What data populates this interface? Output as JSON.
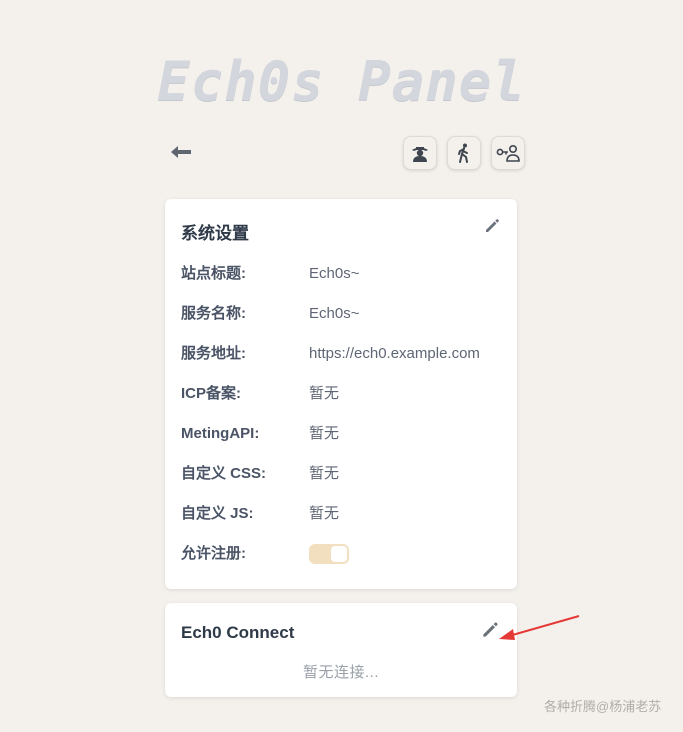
{
  "app": {
    "brand_title": "Ech0s Panel"
  },
  "toolbar": {
    "back_icon": "arrow-left-icon",
    "buttons": [
      {
        "name": "user-hat-icon"
      },
      {
        "name": "walking-person-icon"
      },
      {
        "name": "user-key-icon"
      }
    ]
  },
  "system_settings": {
    "title": "系统设置",
    "edit_icon": "pencil-icon",
    "rows": [
      {
        "label": "站点标题:",
        "value": "Ech0s~"
      },
      {
        "label": "服务名称:",
        "value": "Ech0s~"
      },
      {
        "label": "服务地址:",
        "value": "https://ech0.example.com"
      },
      {
        "label": "ICP备案:",
        "value": "暂无"
      },
      {
        "label": "MetingAPI:",
        "value": "暂无"
      },
      {
        "label": "自定义 CSS:",
        "value": "暂无"
      },
      {
        "label": "自定义 JS:",
        "value": "暂无"
      }
    ],
    "allow_register": {
      "label": "允许注册:",
      "enabled": true,
      "accent_color": "#f1dfbf"
    }
  },
  "connect": {
    "title": "Ech0 Connect",
    "edit_icon": "pencil-icon",
    "empty_text": "暂无连接..."
  },
  "annotation": {
    "arrow_color": "#e53935"
  },
  "watermark": {
    "text": "各种折腾@杨浦老苏"
  }
}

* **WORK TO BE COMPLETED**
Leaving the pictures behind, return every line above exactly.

* **ANSWER TO THIS TASK**
What data populates this interface? Output as JSON.
{
  "app": {
    "brand_title": "Ech0s Panel"
  },
  "toolbar": {
    "back_icon": "arrow-left-icon",
    "buttons": [
      {
        "name": "user-hat-icon"
      },
      {
        "name": "walking-person-icon"
      },
      {
        "name": "user-key-icon"
      }
    ]
  },
  "system_settings": {
    "title": "系统设置",
    "edit_icon": "pencil-icon",
    "rows": [
      {
        "label": "站点标题:",
        "value": "Ech0s~"
      },
      {
        "label": "服务名称:",
        "value": "Ech0s~"
      },
      {
        "label": "服务地址:",
        "value": "https://ech0.example.com"
      },
      {
        "label": "ICP备案:",
        "value": "暂无"
      },
      {
        "label": "MetingAPI:",
        "value": "暂无"
      },
      {
        "label": "自定义 CSS:",
        "value": "暂无"
      },
      {
        "label": "自定义 JS:",
        "value": "暂无"
      }
    ],
    "allow_register": {
      "label": "允许注册:",
      "enabled": true,
      "accent_color": "#f1dfbf"
    }
  },
  "connect": {
    "title": "Ech0 Connect",
    "edit_icon": "pencil-icon",
    "empty_text": "暂无连接..."
  },
  "annotation": {
    "arrow_color": "#e53935"
  },
  "watermark": {
    "text": "各种折腾@杨浦老苏"
  }
}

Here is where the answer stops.